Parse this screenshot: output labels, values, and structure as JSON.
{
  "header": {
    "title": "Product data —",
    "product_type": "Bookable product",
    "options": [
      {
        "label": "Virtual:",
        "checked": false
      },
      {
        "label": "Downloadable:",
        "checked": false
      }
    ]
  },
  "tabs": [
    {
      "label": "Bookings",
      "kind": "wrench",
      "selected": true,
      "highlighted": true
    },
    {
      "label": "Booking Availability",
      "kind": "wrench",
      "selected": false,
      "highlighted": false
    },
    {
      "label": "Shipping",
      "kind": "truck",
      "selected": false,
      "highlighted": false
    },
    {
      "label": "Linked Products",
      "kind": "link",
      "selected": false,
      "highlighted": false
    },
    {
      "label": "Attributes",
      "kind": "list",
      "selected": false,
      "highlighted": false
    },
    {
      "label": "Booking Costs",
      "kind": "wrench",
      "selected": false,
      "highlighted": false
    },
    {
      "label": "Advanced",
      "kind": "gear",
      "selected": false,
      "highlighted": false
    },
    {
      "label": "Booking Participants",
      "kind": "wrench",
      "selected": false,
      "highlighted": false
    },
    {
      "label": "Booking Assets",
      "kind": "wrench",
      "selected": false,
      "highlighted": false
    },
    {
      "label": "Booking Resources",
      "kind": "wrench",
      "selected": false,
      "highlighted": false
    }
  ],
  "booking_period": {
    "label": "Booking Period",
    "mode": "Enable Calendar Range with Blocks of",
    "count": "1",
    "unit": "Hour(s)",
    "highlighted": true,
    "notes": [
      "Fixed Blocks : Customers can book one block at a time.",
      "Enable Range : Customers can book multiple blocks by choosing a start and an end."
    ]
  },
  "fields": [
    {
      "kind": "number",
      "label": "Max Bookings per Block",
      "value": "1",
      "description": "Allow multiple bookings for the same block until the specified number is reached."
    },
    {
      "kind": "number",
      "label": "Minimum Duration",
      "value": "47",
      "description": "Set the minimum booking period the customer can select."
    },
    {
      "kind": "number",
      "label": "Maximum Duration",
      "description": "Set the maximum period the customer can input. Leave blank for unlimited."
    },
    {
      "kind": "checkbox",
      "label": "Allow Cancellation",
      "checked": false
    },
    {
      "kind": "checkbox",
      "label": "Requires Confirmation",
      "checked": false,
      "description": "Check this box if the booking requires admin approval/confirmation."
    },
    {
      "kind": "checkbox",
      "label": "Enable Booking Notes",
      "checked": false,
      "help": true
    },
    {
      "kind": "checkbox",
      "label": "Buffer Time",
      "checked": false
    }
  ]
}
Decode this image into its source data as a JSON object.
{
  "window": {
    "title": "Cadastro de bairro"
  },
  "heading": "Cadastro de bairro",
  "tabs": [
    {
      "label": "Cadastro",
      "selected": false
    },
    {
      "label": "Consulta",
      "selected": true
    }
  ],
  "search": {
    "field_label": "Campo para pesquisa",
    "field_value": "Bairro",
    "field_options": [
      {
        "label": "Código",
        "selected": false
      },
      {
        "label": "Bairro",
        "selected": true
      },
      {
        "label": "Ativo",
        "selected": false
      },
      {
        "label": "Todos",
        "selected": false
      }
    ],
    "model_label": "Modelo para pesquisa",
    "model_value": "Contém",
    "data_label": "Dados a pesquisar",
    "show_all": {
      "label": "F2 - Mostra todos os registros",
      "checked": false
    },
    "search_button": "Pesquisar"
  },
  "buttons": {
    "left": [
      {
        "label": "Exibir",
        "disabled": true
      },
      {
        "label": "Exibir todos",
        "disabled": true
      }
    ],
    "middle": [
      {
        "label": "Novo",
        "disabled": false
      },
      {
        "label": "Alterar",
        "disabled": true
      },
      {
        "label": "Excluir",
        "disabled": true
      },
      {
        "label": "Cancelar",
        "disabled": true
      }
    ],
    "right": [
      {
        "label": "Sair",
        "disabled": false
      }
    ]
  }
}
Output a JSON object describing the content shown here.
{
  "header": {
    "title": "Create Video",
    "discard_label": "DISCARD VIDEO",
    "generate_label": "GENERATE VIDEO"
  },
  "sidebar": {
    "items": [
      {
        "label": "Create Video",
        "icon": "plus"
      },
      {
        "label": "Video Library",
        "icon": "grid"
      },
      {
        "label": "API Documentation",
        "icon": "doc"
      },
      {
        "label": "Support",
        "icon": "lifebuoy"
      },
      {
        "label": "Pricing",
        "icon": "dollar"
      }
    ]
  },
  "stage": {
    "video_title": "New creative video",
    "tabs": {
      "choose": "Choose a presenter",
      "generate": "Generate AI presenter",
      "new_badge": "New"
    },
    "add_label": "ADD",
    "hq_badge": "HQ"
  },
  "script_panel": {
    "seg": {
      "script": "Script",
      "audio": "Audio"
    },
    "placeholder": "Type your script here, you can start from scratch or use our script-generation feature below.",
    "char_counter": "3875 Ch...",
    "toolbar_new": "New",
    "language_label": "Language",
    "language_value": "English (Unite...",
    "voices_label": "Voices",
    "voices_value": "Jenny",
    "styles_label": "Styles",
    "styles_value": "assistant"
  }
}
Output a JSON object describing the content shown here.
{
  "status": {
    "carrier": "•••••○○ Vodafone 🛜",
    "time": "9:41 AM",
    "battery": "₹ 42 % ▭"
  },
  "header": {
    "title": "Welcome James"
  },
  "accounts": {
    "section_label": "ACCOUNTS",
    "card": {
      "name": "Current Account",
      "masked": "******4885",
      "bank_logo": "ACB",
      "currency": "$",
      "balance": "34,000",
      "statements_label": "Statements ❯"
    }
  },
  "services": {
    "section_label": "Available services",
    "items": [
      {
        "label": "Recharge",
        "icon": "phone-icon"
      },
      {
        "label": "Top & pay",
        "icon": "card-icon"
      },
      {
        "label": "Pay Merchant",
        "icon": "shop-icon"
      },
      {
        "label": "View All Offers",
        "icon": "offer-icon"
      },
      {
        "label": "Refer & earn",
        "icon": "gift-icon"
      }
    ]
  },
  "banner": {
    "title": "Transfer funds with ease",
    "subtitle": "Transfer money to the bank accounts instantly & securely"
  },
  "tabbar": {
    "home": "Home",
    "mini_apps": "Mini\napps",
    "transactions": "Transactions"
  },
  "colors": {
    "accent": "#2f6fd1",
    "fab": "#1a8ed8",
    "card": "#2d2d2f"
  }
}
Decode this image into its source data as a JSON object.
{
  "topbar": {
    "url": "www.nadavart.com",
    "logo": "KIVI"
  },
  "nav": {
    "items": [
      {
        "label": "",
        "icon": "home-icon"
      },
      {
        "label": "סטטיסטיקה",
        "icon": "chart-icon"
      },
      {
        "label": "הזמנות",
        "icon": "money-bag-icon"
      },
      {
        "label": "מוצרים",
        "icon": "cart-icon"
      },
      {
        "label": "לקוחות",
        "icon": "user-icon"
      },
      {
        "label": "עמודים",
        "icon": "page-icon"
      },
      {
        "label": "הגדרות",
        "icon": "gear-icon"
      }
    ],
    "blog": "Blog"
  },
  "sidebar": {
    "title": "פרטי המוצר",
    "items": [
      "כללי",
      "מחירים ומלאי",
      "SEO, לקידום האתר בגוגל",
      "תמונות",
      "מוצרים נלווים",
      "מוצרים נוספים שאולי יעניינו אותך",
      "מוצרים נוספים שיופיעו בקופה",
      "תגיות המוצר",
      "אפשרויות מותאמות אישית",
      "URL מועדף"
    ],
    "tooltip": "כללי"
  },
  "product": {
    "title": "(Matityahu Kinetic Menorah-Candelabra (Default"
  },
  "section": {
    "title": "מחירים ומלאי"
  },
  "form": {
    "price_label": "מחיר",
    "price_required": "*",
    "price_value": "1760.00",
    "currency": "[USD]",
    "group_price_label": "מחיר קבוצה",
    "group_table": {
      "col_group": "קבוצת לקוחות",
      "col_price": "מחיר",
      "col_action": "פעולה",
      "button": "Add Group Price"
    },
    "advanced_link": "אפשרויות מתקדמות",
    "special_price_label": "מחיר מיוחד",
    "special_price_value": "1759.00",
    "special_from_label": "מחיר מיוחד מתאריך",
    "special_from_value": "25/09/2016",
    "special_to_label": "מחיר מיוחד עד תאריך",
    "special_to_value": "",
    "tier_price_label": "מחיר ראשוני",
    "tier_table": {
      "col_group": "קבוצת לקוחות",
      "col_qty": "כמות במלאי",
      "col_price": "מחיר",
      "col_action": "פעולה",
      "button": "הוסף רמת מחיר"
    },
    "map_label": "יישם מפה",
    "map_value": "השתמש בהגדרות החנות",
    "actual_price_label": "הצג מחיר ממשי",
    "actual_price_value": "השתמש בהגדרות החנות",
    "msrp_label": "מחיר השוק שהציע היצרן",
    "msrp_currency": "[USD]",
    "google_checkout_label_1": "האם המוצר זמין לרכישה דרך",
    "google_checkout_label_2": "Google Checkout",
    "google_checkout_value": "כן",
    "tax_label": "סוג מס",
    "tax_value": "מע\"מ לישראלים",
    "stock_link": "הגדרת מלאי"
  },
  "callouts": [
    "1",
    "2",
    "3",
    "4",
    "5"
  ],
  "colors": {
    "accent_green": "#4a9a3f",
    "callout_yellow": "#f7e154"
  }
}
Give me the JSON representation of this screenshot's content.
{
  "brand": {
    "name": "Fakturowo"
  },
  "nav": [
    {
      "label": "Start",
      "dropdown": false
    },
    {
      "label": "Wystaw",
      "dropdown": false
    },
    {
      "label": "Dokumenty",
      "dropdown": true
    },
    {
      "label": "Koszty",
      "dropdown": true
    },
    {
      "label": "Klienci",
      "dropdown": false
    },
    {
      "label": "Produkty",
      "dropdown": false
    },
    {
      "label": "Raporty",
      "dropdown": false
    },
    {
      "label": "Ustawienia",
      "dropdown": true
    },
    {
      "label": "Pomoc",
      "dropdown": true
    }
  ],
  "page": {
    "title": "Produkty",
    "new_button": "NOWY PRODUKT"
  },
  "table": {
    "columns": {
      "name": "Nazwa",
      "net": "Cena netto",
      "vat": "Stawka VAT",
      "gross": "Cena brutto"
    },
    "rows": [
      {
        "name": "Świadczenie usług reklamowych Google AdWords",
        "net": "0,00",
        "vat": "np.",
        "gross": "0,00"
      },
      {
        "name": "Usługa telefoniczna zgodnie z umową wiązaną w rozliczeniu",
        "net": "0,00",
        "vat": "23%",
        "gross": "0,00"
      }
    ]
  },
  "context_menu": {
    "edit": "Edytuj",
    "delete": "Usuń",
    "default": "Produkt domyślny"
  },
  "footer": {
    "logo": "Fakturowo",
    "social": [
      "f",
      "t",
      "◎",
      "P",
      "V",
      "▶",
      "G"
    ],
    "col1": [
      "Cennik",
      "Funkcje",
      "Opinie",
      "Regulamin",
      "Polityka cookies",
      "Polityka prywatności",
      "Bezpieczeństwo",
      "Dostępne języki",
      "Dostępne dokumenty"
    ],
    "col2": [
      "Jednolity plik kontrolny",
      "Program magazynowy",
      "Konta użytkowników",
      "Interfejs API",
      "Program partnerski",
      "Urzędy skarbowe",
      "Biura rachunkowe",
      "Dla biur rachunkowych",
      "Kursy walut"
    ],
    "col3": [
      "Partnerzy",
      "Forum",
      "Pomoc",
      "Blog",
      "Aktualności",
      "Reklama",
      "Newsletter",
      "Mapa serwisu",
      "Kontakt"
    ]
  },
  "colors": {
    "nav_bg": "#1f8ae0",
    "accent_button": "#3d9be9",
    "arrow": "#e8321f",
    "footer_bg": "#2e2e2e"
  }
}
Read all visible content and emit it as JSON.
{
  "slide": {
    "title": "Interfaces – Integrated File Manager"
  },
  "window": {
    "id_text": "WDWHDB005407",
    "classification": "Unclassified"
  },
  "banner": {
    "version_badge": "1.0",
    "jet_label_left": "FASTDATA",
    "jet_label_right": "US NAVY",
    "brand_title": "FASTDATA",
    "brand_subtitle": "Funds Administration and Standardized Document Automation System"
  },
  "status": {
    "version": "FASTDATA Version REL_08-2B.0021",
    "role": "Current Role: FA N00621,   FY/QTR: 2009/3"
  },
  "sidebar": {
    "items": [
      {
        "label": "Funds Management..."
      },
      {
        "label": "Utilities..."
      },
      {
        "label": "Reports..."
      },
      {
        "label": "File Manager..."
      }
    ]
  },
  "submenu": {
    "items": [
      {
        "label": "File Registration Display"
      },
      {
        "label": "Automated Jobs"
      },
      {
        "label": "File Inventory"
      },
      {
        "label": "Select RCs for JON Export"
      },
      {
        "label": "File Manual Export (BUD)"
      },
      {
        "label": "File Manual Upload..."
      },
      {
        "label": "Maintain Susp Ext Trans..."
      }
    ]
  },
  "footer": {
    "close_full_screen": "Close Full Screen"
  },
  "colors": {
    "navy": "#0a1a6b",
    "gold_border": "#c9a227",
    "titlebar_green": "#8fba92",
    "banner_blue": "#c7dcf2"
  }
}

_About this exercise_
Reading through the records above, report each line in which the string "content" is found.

_Expected answer_
Output a JSON object describing the content shown here.
Output a JSON object describing the content shown here.
Give me the JSON representation of this screenshot's content.
Read all visible content and emit it as JSON.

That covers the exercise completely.